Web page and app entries

□ □ □

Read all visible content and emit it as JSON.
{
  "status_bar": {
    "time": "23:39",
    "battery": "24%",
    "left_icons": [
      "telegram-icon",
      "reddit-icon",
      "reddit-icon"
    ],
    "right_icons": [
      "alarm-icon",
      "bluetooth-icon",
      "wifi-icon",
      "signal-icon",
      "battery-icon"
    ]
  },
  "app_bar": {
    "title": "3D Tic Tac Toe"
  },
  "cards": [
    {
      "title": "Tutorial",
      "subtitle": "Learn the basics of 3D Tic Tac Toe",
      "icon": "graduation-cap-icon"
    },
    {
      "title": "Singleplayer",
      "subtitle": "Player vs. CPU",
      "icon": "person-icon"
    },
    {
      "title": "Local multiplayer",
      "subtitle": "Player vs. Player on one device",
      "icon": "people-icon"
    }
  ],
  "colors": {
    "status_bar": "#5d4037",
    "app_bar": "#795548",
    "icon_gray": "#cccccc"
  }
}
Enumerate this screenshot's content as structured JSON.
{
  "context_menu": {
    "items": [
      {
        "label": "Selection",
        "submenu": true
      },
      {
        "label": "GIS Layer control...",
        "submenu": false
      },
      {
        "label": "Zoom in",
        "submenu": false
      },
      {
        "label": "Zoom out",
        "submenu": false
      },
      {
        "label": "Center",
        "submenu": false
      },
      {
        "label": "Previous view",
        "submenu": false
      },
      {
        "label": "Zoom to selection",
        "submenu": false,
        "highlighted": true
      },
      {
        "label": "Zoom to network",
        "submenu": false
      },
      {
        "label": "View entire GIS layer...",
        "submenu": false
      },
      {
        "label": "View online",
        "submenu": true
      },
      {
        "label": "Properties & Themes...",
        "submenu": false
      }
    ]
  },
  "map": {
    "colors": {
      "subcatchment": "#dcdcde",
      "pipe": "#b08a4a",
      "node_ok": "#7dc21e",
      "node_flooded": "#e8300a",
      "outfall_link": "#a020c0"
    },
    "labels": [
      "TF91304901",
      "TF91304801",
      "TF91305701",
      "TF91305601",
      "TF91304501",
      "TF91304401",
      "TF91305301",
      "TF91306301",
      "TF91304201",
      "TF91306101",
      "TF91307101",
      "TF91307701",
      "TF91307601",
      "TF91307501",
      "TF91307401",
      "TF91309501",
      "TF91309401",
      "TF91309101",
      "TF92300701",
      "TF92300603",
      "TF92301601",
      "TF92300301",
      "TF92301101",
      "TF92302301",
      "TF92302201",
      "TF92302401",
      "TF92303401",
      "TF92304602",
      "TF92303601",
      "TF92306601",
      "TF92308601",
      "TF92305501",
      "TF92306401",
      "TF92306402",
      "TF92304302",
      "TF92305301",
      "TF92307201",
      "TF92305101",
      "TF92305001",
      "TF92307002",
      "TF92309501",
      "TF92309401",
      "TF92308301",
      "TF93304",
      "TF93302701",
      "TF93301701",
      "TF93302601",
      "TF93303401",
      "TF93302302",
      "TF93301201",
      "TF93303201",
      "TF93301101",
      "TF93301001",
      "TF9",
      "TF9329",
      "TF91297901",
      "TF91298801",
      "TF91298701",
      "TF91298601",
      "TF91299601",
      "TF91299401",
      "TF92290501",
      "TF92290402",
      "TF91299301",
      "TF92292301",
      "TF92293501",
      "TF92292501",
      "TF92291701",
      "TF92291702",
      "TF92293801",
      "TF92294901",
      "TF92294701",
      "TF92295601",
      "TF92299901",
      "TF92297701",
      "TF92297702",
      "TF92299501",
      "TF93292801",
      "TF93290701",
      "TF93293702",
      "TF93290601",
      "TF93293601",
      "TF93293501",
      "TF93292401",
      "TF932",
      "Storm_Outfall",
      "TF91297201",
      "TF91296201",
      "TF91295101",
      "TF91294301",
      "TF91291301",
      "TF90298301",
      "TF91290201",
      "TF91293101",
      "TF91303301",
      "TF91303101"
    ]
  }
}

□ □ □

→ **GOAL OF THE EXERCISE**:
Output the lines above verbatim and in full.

→ **YOUR SOLUTION**:
Read all visible content and emit it as JSON.
{
  "status_bar": {
    "time": "23:39",
    "battery": "24%",
    "left_icons": [
      "telegram-icon",
      "reddit-icon",
      "reddit-icon"
    ],
    "right_icons": [
      "alarm-icon",
      "bluetooth-icon",
      "wifi-icon",
      "signal-icon",
      "battery-icon"
    ]
  },
  "app_bar": {
    "title": "3D Tic Tac Toe"
  },
  "cards": [
    {
      "title": "Tutorial",
      "subtitle": "Learn the basics of 3D Tic Tac Toe",
      "icon": "graduation-cap-icon"
    },
    {
      "title": "Singleplayer",
      "subtitle": "Player vs. CPU",
      "icon": "person-icon"
    },
    {
      "title": "Local multiplayer",
      "subtitle": "Player vs. Player on one device",
      "icon": "people-icon"
    }
  ],
  "colors": {
    "status_bar": "#5d4037",
    "app_bar": "#795548",
    "icon_gray": "#cccccc"
  }
}
Enumerate this screenshot's content as structured JSON.
{
  "context_menu": {
    "items": [
      {
        "label": "Selection",
        "submenu": true
      },
      {
        "label": "GIS Layer control...",
        "submenu": false
      },
      {
        "label": "Zoom in",
        "submenu": false
      },
      {
        "label": "Zoom out",
        "submenu": false
      },
      {
        "label": "Center",
        "submenu": false
      },
      {
        "label": "Previous view",
        "submenu": false
      },
      {
        "label": "Zoom to selection",
        "submenu": false,
        "highlighted": true
      },
      {
        "label": "Zoom to network",
        "submenu": false
      },
      {
        "label": "View entire GIS layer...",
        "submenu": false
      },
      {
        "label": "View online",
        "submenu": true
      },
      {
        "label": "Properties & Themes...",
        "submenu": false
      }
    ]
  },
  "map": {
    "colors": {
      "subcatchment": "#dcdcde",
      "pipe": "#b08a4a",
      "node_ok": "#7dc21e",
      "node_flooded": "#e8300a",
      "outfall_link": "#a020c0"
    },
    "labels": [
      "TF91304901",
      "TF91304801",
      "TF91305701",
      "TF91305601",
      "TF91304501",
      "TF91304401",
      "TF91305301",
      "TF91306301",
      "TF91304201",
      "TF91306101",
      "TF91307101",
      "TF91307701",
      "TF91307601",
      "TF91307501",
      "TF91307401",
      "TF91309501",
      "TF91309401",
      "TF91309101",
      "TF92300701",
      "TF92300603",
      "TF92301601",
      "TF92300301",
      "TF92301101",
      "TF92302301",
      "TF92302201",
      "TF92302401",
      "TF92303401",
      "TF92304602",
      "TF92303601",
      "TF92306601",
      "TF92308601",
      "TF92305501",
      "TF92306401",
      "TF92306402",
      "TF92304302",
      "TF92305301",
      "TF92307201",
      "TF92305101",
      "TF92305001",
      "TF92307002",
      "TF92309501",
      "TF92309401",
      "TF92308301",
      "TF93304",
      "TF93302701",
      "TF93301701",
      "TF93302601",
      "TF93303401",
      "TF93302302",
      "TF93301201",
      "TF93303201",
      "TF93301101",
      "TF93301001",
      "TF9",
      "TF9329",
      "TF91297901",
      "TF91298801",
      "TF91298701",
      "TF91298601",
      "TF91299601",
      "TF91299401",
      "TF92290501",
      "TF92290402",
      "TF91299301",
      "TF92292301",
      "TF92293501",
      "TF92292501",
      "TF92291701",
      "TF92291702",
      "TF92293801",
      "TF92294901",
      "TF92294701",
      "TF92295601",
      "TF92299901",
      "TF92297701",
      "TF92297702",
      "TF92299501",
      "TF93292801",
      "TF93290701",
      "TF93293702",
      "TF93290601",
      "TF93293601",
      "TF93293501",
      "TF93292401",
      "TF932",
      "Storm_Outfall",
      "TF91297201",
      "TF91296201",
      "TF91295101",
      "TF91294301",
      "TF91291301",
      "TF90298301",
      "TF91290201",
      "TF91293101",
      "TF91303301",
      "TF91303101"
    ]
  }
}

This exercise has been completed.